UNITED NATIONS (CNS) — Millions of the world’s children today are victims of armed conflict, pornography and sexual trafficking, and still more “are denied the most fundamental right to life,” said the Vatican’s nuncio to the United Nations.

“Prenatal selection eliminates babies suspected to have disabilities and female children simply because of their sex,” Archbishop Berardito Auza said Oct. 17 in a statement to the U.N. Social, Humanitarian and Cultural Committee, which was discussing the rights of children.

He is the Vatican’s permanent representative at the U.N. in New York.

Archbishop Auza cited a report delivered a month earlier by Ambassador Anthony Lake, the executive director of UNICEF, who did not focus on any improved conditions for children but rather on the growing number of humanitarian crises that are severely challenging how countries try to provide children the protection they deserve.

“It is an unfortunate reality that every conflict, every outbreak of an epidemic, every natural disaster,” he said, “has the potential to roll back the steady progress the world has made in recent decades in reducing child mortality and improving access to nutrition, safe water and education.”

It is even more tragic “when such rollbacks” are caused by humans and specifically target and victimize children, he said.

“In recent years, almost 3 million children have been killed in armed conflicts; 6 million have been left disabled; tens of thousands mutilated by anti-personnel mines,” Archbishop Auza said.

“Too many children still lack sufficient food and housing,” he continued. In many countries “they have no access to medicines,” he said, and still other children “are sold to traffickers, sexually exploited, recruited into irregular armies, uprooted by forced displacements, or compelled into debilitating work.”

With regard to recruiting child soldiers, he noted that “this has spread in some regions where this phenomenon was not rampant and that there have been recent cases of children forced to commit terrorist acts like suicide bombings.”

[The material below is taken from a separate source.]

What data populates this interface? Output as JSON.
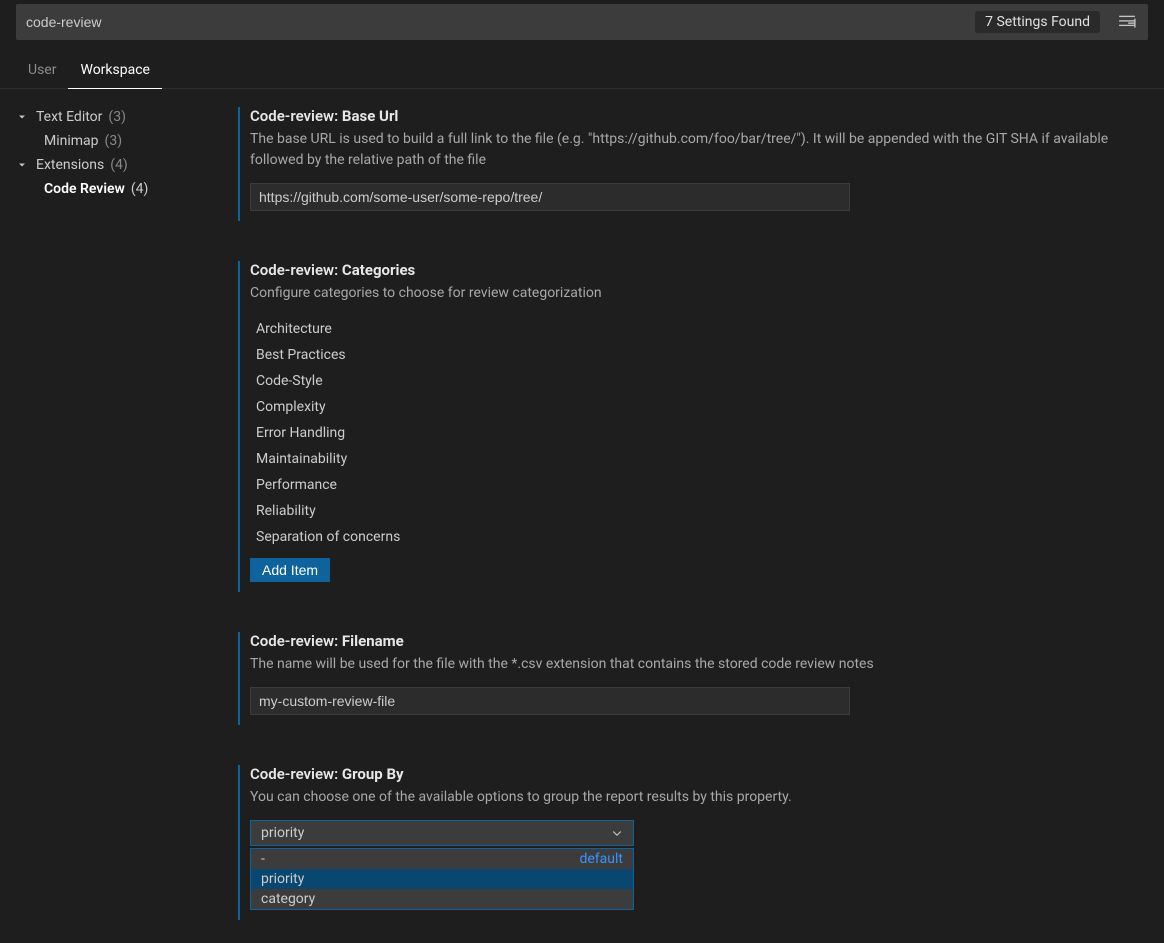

“Eliminating violence against children demands that states, governments, civil society and religious communities support and enable the family to carry out its proper responsibility,” Archbishop Auza said.

He said the approaching 20th anniversary of the International Year of the Family “offers an opportunity to refocus on the role of the family in development.”

It is a chance to reflect on what the family, which he termed a “primordial institution,” can do to face the multiple challenges threatening the children’s development in all countries.

He said the Vatican and its U.N. delegation “attaches great importance” to the commemoration.

In 1994 to mark the celebration of the International Year of the Family, St. John Paul II issued a “Letter to Families” in which he told families the love and acceptance they show for each other are society’s first-line defense against attacks on human dignity.

For its part, Archbishop Auza said in his remarks, the Catholic Church, “mainly through its more than 300,000 social and educational institutions around the world, especially in depressed and war-torn regions, will continue working daily to ensure both education and food for children, as well as the reintegration of the victims of violence into their families and into society.”

He also noted that the U.N. in November will celebrate the 25th anniversary of the Convention on the Rights of the Child, which he said “remains a prominent standard in the promotion and protection of the rights of the child.”

The document, he said, “contains such fundamental principles as the protection of the rights of the child before as well as after birth, the family as the natural environment for the growth and education of children, and the right of the child to health care and education.”

The world’s governments and civil society in general “should encourage all initiatives and activities aimed at the promotion and protection of the rights of the child,” Archbishop Auza said.

In this regard, he said it was fitting that this year’s Nobel Peace Prize was jointly won by Malala Yousafzai, a Pakistani teenager who was shot in the head by the Taliban in 2012 for advocating girls’ right to education, and Kailash Satyarthi of India, who campaigns against child trafficking and child labor.

At 17, Yousafzai is the youngest person to receive the Nobel Peace Prize; Satyarthi, 60, is the first Indian-born winner.